|23.5 x 13 inches (595 x 330mm)|
|28 x 11.75 inches (710 x 300mm)|
|Milk jug, 7.5 x 6 inches (190 x 152mm)|
|Each approximately 6 1/2 x 5 1/8 inches (165 x 130mm) including lids.|
|Planter, 7 1/4 x 8 1/8 inches (185 x 205mm)|
|9 3/4 x 12 1/4 inches (250 x 310mm) including spout and handle.|
|Taking photos of work is always a challenge with would be starlets in attendance!|
|Glazed wall planter, 5 3/4 x 7 1/2 inches (145 x 190mm)|
|Unglazed wall planter, 6 x 9 inches (152 x 228mm)|
I also added tin oxide to another alkaline copper glaze, and this gave me the blue glaze that you see on the lidded jars. Tin oxide in mild reduction atmospheres can give a lustre (which is one reason I opted to use tin instead of the less expensive opacifier zirconium silicate), and you see this effect on the glazed wall planter, which is another alkaline copper glaze opacified with tin oxide. I am excited by these glazes, they are a further development of the ones that I mentioned in my previous post, the ones that I made from my own recipes. Each firing I am learning about what the new glazes will do, and firing in the wood fired kiln was a particularly interesting test for a copper glaze, because copper is sensitive to kiln atmosphere, and a green glaze can turn red if fired in an atmosphere that is "starved" of oxygen (a reduction atmosphere).
Tin oxide is a fascinating metal, with a long history. I read that it was mined for about 4000 years in Cornwall in the UK, and this fact alone indicates that there was a sophisticated and technically advanced society in Britain a long, long, time before the Romans got there! Tin mining ceased in Cornwall in 1998, which seems appalling to me somehow... like another species going extinct. (There is a lot of information about mining in Cornwall on the wikipedia. Mining in Cornwall and Devon is a good place to start.)
In pottery glazes you could add tin oxide to a clear glaze to turn it opaque or white. Unfortunately tin is very expensive. Often it is better to use zirconium silicate to make glazes white and opaque as this material costs less than tin, and can even do a better job in some situations. As an opacifier Zirconium silicate is not as powerful as Tin, and I use about 12 percent in a glaze to produce a similar effect to 7 percent Tin oxide.

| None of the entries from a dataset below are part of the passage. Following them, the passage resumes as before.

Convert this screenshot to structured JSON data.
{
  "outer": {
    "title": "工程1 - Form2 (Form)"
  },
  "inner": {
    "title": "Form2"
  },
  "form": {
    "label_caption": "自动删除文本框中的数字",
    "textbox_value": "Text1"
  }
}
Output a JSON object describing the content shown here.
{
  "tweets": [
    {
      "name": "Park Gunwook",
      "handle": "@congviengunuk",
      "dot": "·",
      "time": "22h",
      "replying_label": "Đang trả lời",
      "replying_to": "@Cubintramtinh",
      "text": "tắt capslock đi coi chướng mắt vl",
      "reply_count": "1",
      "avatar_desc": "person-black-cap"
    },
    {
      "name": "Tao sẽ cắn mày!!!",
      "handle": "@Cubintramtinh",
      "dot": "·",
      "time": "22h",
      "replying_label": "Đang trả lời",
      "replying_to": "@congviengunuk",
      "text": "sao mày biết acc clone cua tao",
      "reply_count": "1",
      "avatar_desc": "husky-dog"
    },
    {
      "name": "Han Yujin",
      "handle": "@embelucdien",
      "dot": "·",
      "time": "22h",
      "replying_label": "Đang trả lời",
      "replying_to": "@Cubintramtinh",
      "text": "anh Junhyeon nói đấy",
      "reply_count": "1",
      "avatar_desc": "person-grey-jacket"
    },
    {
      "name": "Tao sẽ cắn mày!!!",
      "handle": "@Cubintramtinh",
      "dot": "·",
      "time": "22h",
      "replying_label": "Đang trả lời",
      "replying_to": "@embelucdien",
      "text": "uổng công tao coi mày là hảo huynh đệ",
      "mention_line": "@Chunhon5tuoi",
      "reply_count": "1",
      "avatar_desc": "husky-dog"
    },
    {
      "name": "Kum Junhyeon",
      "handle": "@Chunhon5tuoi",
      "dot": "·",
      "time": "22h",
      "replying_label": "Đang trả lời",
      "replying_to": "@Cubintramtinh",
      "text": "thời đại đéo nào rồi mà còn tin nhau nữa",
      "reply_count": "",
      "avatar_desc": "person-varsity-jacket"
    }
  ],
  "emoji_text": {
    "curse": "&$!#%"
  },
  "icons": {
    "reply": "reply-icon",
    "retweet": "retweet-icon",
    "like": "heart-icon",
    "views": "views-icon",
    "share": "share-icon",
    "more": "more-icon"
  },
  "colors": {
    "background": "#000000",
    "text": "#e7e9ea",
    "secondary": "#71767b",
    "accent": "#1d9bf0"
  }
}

Tin oxide is a material with "personality" and can do a lot more than make white. Tin assists copper reds to develop, it is essential for chrome-tin pinks, it can make iron oxide produce strong reds, and it can give a pearly lustre to a glaze with the right kiln atmosphere.